◆ WHAT IS NEEDED
An exact copy of the listing is required.

◆ INFORMATION GIVEN
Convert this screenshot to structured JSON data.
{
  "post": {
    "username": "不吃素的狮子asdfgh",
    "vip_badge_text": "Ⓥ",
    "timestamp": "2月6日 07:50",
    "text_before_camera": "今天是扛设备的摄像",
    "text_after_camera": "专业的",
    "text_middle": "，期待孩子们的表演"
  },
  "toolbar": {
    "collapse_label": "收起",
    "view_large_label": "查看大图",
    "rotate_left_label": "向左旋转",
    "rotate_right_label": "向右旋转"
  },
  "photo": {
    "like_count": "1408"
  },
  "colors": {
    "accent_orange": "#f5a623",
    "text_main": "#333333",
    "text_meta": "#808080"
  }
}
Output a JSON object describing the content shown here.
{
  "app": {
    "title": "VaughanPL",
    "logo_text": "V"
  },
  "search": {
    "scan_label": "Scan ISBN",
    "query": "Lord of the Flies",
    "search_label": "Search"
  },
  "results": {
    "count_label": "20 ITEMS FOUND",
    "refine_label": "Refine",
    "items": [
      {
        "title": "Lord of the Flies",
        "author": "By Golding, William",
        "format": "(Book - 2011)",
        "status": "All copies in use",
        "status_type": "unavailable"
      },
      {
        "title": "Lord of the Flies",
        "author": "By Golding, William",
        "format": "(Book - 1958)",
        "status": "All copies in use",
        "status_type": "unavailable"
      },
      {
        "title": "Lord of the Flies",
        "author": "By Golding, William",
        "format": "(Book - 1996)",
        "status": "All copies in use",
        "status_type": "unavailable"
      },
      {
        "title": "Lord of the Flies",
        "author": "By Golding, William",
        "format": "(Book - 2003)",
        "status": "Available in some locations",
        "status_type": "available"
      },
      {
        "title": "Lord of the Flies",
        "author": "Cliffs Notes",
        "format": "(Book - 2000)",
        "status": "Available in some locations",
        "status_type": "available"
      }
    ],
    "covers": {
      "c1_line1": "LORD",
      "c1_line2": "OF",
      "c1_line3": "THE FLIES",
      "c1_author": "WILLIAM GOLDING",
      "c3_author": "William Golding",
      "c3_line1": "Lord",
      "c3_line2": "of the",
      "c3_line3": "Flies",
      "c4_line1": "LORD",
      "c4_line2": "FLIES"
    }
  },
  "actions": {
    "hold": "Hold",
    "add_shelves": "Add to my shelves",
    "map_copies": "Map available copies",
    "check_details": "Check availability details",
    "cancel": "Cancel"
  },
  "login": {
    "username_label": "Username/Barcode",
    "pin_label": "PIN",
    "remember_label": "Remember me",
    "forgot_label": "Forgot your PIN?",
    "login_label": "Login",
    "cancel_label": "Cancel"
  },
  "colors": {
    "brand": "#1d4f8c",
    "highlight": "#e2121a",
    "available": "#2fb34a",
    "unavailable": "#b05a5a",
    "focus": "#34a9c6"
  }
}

◆ EXERCISE RESPONSE
Convert this screenshot to structured JSON data.
{
  "post": {
    "username": "不吃素的狮子asdfgh",
    "vip_badge_text": "Ⓥ",
    "timestamp": "2月6日 07:50",
    "text_before_camera": "今天是扛设备的摄像",
    "text_after_camera": "专业的",
    "text_middle": "，期待孩子们的表演"
  },
  "toolbar": {
    "collapse_label": "收起",
    "view_large_label": "查看大图",
    "rotate_left_label": "向左旋转",
    "rotate_right_label": "向右旋转"
  },
  "photo": {
    "like_count": "1408"
  },
  "colors": {
    "accent_orange": "#f5a623",
    "text_main": "#333333",
    "text_meta": "#808080"
  }
}
Output a JSON object describing the content shown here.
{
  "app": {
    "title": "VaughanPL",
    "logo_text": "V"
  },
  "search": {
    "scan_label": "Scan ISBN",
    "query": "Lord of the Flies",
    "search_label": "Search"
  },
  "results": {
    "count_label": "20 ITEMS FOUND",
    "refine_label": "Refine",
    "items": [
      {
        "title": "Lord of the Flies",
        "author": "By Golding, William",
        "format": "(Book - 2011)",
        "status": "All copies in use",
        "status_type": "unavailable"
      },
      {
        "title": "Lord of the Flies",
        "author": "By Golding, William",
        "format": "(Book - 1958)",
        "status": "All copies in use",
        "status_type": "unavailable"
      },
      {
        "title": "Lord of the Flies",
        "author": "By Golding, William",
        "format": "(Book - 1996)",
        "status": "All copies in use",
        "status_type": "unavailable"
      },
      {
        "title": "Lord of the Flies",
        "author": "By Golding, William",
        "format": "(Book - 2003)",
        "status": "Available in some locations",
        "status_type": "available"
      },
      {
        "title": "Lord of the Flies",
        "author": "Cliffs Notes",
        "format": "(Book - 2000)",
        "status": "Available in some locations",
        "status_type": "available"
      }
    ],
    "covers": {
      "c1_line1": "LORD",
      "c1_line2": "OF",
      "c1_line3": "THE FLIES",
      "c1_author": "WILLIAM GOLDING",
      "c3_author": "William Golding",
      "c3_line1": "Lord",
      "c3_line2": "of the",
      "c3_line3": "Flies",
      "c4_line1": "LORD",
      "c4_line2": "FLIES"
    }
  },
  "actions": {
    "hold": "Hold",
    "add_shelves": "Add to my shelves",
    "map_copies": "Map available copies",
    "check_details": "Check availability details",
    "cancel": "Cancel"
  },
  "login": {
    "username_label": "Username/Barcode",
    "pin_label": "PIN",
    "remember_label": "Remember me",
    "forgot_label": "Forgot your PIN?",
    "login_label": "Login",
    "cancel_label": "Cancel"
  },
  "colors": {
    "brand": "#1d4f8c",
    "highlight": "#e2121a",
    "available": "#2fb34a",
    "unavailable": "#b05a5a",
    "focus": "#34a9c6"
  }
}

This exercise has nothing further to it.